Amir’s review published on Letterboxd:
"...It's normal not to touch a penis."
Greta does this nice little push and pull where the dramatics are never heavy handed and the comedy is neither slapstick nor forced. it's the same balancing act that can be found within Frances Ha, and here in Lady Bird, it's used to great effect. this is a film where words and statements actually matter, where family dysfunction isn't just a blanket term, and where moments of pure genuine joy are counteracted by moments of harsh reality.
nothing feels forced in this, and the tiny details to time period give us a snapshot more than a full on re-creation (a trait to any classic period piece, no different than TSN, Badlands, and even recently with Super Dark Times). Sam Levy sets out to make every shot feel like a memory (a factoid I read about in an interview he did), and there are scenes that anyone who has ever gone to a Catholic High School will relate to. authentic is the word.

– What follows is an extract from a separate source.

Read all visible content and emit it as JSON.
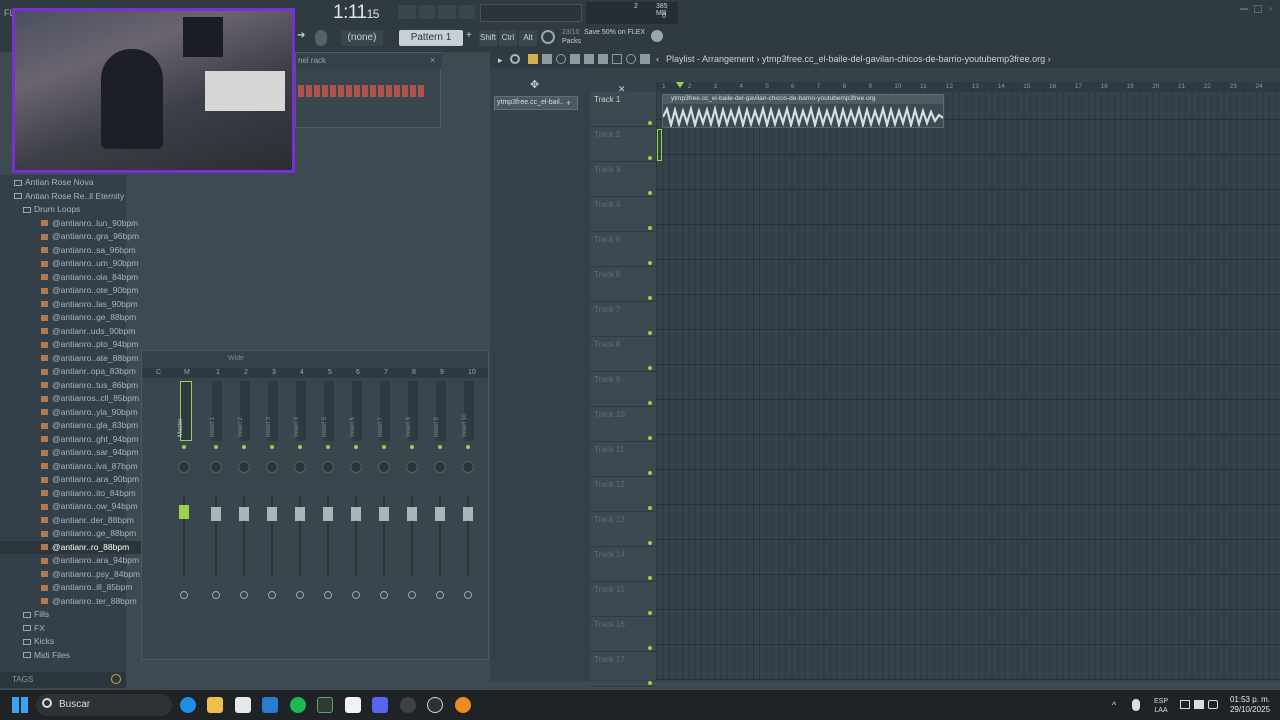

forgiveness is a hard earned goal, one that compliments the religious undertones just on the edges of this film, but it's not forgiveness for any form of wrong doing. it's a forgiveness of just sometimes wanting more than what you're given, and forgiveness for sometimes inadvertently holding people back. but we all do our best or what we think is best for everyone. and that's the best we can really do.

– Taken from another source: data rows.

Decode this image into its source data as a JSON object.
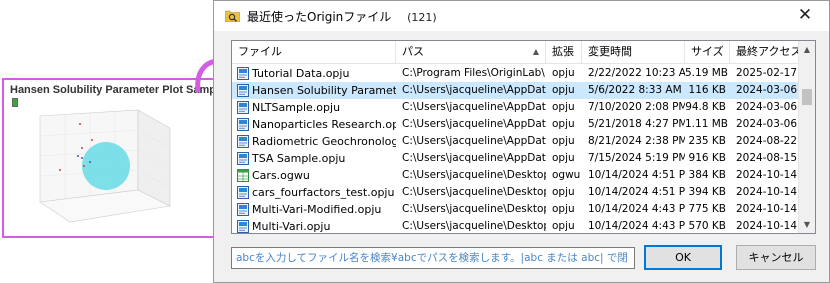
{
  "preview": {
    "title": "Hansen Solubility Parameter Plot Sample.opju",
    "border_color": "#d35ee3"
  },
  "dialog": {
    "title": "最近使ったOriginファイル",
    "count": "(121)",
    "close_icon": "close-icon",
    "columns": [
      "ファイル",
      "パス",
      "拡張",
      "変更時間",
      "サイズ",
      "最終アクセス"
    ],
    "rows": [
      {
        "name": "Tutorial Data.opju",
        "path": "C:\\Program Files\\OriginLab\\...",
        "ext": "opju",
        "modified": "2/22/2022 10:23 AM",
        "size": "5.19 MB",
        "last": "2025-02-17",
        "icon": "project",
        "selected": false
      },
      {
        "name": "Hansen Solubility Parameter...",
        "path": "C:\\Users\\jacqueline\\AppData...",
        "ext": "opju",
        "modified": "5/6/2022 8:33 AM",
        "size": "116 KB",
        "last": "2024-03-06",
        "icon": "project",
        "selected": true
      },
      {
        "name": "NLTSample.opju",
        "path": "C:\\Users\\jacqueline\\AppData...",
        "ext": "opju",
        "modified": "7/10/2020 2:08 PM",
        "size": "94.8 KB",
        "last": "2024-03-06",
        "icon": "project",
        "selected": false
      },
      {
        "name": "Nanoparticles Research.opju",
        "path": "C:\\Users\\jacqueline\\AppData...",
        "ext": "opju",
        "modified": "5/21/2018 4:27 PM",
        "size": "1.11 MB",
        "last": "2024-03-06",
        "icon": "project",
        "selected": false
      },
      {
        "name": "Radiometric Geochronology...",
        "path": "C:\\Users\\jacqueline\\AppData...",
        "ext": "opju",
        "modified": "8/21/2024 2:38 PM",
        "size": "235 KB",
        "last": "2024-08-22",
        "icon": "project",
        "selected": false
      },
      {
        "name": "TSA Sample.opju",
        "path": "C:\\Users\\jacqueline\\AppData...",
        "ext": "opju",
        "modified": "7/15/2024 5:19 PM",
        "size": "916 KB",
        "last": "2024-08-15",
        "icon": "project",
        "selected": false
      },
      {
        "name": "Cars.ogwu",
        "path": "C:\\Users\\jacqueline\\Desktop\\...",
        "ext": "ogwu",
        "modified": "10/14/2024 4:51 PM",
        "size": "384 KB",
        "last": "2024-10-14",
        "icon": "workbook",
        "selected": false
      },
      {
        "name": "cars_fourfactors_test.opju",
        "path": "C:\\Users\\jacqueline\\Desktop\\...",
        "ext": "opju",
        "modified": "10/14/2024 4:51 PM",
        "size": "394 KB",
        "last": "2024-10-14",
        "icon": "project",
        "selected": false
      },
      {
        "name": "Multi-Vari-Modified.opju",
        "path": "C:\\Users\\jacqueline\\Desktop\\...",
        "ext": "opju",
        "modified": "10/14/2024 4:43 PM",
        "size": "775 KB",
        "last": "2024-10-14",
        "icon": "project",
        "selected": false
      },
      {
        "name": "Multi-Vari.opju",
        "path": "C:\\Users\\jacqueline\\Desktop\\...",
        "ext": "opju",
        "modified": "10/14/2024 4:43 PM",
        "size": "570 KB",
        "last": "2024-10-14",
        "icon": "project",
        "selected": false
      }
    ],
    "search_text": "abcを入力してファイル名を検索¥abcでパスを検索します。|abc または abc| で閉",
    "ok_label": "OK",
    "cancel_label": "キャンセル",
    "selection_color": "#cce8ff"
  }
}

shout out to future academy award winning actress in a supporting role Laurie Metcalf (though it'd be lit if Mary J. got it for Mudbound, but I digress)